[ ]109. Id. at [30].

[ ]110. Symposium, Intellectual Property and Contract Law for the Information Age: The Impact of Article 2B of the Uniform Commercial Code on the Future of Information and Commerce, 13 BERKELEY TECH. L.J. (forthcoming Dec. 1998).

[ ]111. Id. This issue and the Berkeley Technology Law Journal issue are the first symposium issues devoted to the intellectual property and related public policy issues raised by Article 2B. A previous symposium on Article 2B is Symposium, The Uniform Commercial Code Proposed Article 2B, 16 J. MARSHALL J. COMPUTER & INFO. L. 205 (1997).

[ ]112. Last spring, editors from both the California Law Review and the Berkeley Technology Law Journal met to discuss how to allocate the papers between the two journals. The principal criteria for allocation were thematic congruence and the degree of completion of the papers (the California Law Review has a more time-intensive publication process and had to complete several stages of its process by May). I am deeply grateful to both the editorial boards of these journals and to the authors of the Articles and Comments for their dedication to making the written Symposium as great a success as the live Symposium.

[ ]113. 13 BERKELEY TECH. L.J. (forthcoming Dec. 1998).

[ ]114. See id. at [19-26].

[ ]115. Ginsburg, supra note 57.

[ ]116. 13 BERKELEY TECH. L.J. (forthcoming Dec. 1998).

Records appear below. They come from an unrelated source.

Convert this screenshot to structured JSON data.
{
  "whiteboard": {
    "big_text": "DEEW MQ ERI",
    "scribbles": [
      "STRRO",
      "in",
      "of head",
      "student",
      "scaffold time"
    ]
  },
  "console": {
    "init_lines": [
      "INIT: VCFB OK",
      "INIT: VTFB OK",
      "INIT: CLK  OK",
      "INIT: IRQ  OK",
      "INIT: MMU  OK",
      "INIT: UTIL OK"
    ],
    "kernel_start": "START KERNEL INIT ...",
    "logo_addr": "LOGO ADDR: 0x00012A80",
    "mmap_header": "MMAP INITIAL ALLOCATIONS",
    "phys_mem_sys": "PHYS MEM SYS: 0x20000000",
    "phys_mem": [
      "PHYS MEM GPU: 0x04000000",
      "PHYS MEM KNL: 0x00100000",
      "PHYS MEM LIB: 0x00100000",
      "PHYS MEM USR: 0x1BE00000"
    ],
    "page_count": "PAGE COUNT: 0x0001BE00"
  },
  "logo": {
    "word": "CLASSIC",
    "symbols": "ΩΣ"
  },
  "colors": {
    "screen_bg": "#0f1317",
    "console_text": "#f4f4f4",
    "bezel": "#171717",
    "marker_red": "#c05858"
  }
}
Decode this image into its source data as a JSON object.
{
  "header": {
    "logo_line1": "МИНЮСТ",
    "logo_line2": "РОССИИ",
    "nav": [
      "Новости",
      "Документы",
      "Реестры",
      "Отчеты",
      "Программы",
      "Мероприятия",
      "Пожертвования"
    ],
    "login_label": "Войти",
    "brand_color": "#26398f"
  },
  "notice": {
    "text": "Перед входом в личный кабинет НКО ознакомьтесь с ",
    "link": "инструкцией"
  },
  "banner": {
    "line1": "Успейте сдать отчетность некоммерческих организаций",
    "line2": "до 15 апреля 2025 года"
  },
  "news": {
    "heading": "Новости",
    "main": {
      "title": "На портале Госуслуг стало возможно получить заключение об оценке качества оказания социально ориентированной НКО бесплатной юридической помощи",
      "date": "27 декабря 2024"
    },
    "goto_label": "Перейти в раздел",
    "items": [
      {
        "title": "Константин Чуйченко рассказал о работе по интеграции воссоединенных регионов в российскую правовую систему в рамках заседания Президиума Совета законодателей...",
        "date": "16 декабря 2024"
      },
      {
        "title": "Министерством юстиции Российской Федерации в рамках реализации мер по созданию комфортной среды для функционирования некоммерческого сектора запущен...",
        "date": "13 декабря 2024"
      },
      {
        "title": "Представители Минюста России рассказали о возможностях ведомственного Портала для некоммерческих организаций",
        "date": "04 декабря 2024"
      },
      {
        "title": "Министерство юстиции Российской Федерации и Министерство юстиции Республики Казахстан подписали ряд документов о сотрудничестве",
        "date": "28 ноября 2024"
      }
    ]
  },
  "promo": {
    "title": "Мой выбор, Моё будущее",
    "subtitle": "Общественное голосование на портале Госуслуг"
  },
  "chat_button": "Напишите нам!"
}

[ ]117. Cohen, supra note 80.

[ ]118. McGowan, supra note 22.

[ ]119. Froomkin, supra note 13.